» **YOUR TASK**
Determine which lines of the records include the word "label", and copy them.

PROVIDED DATA: Begin

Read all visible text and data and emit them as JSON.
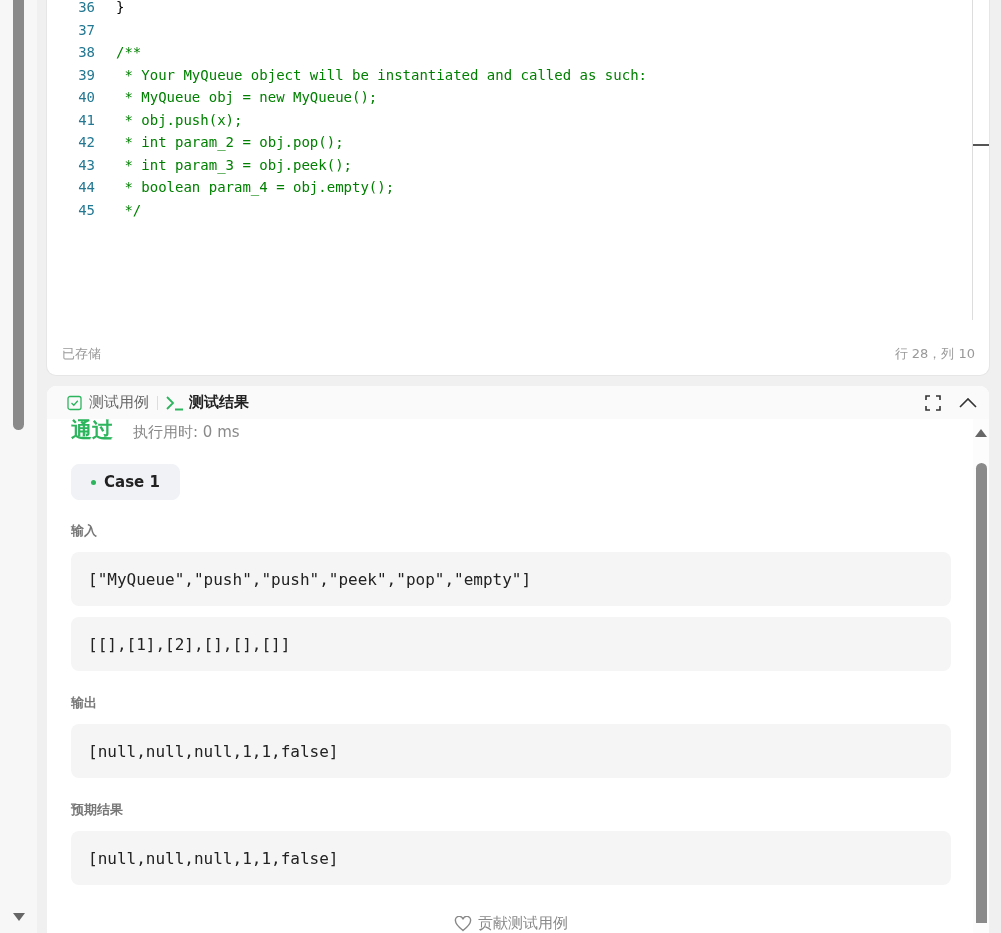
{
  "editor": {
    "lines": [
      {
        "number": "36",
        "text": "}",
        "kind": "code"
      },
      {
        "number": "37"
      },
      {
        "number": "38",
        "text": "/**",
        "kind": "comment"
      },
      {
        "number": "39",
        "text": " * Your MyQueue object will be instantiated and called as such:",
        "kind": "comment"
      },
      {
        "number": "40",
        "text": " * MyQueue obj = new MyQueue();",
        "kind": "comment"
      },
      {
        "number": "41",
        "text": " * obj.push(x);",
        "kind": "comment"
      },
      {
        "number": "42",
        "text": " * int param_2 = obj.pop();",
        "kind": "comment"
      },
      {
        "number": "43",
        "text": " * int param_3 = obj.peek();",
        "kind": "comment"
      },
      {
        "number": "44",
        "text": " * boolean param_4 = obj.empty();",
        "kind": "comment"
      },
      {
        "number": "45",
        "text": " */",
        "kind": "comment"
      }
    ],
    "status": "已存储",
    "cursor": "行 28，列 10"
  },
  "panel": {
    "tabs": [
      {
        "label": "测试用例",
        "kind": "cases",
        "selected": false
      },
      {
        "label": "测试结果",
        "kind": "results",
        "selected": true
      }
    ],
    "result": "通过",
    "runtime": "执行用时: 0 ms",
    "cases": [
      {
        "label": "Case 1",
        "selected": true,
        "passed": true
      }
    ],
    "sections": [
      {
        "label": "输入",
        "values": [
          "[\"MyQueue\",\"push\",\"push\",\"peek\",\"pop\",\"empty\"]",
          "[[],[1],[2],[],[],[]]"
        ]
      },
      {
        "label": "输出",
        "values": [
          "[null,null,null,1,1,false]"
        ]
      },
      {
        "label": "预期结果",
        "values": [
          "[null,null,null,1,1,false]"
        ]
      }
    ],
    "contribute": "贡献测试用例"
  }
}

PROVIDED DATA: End

» **RESULT OF THIS EXERCISE**
        "label": "测试用例",
        "label": "测试结果",
        "label": "Case 1",
        "label": "输入",
        "label": "输出",
        "label": "预期结果",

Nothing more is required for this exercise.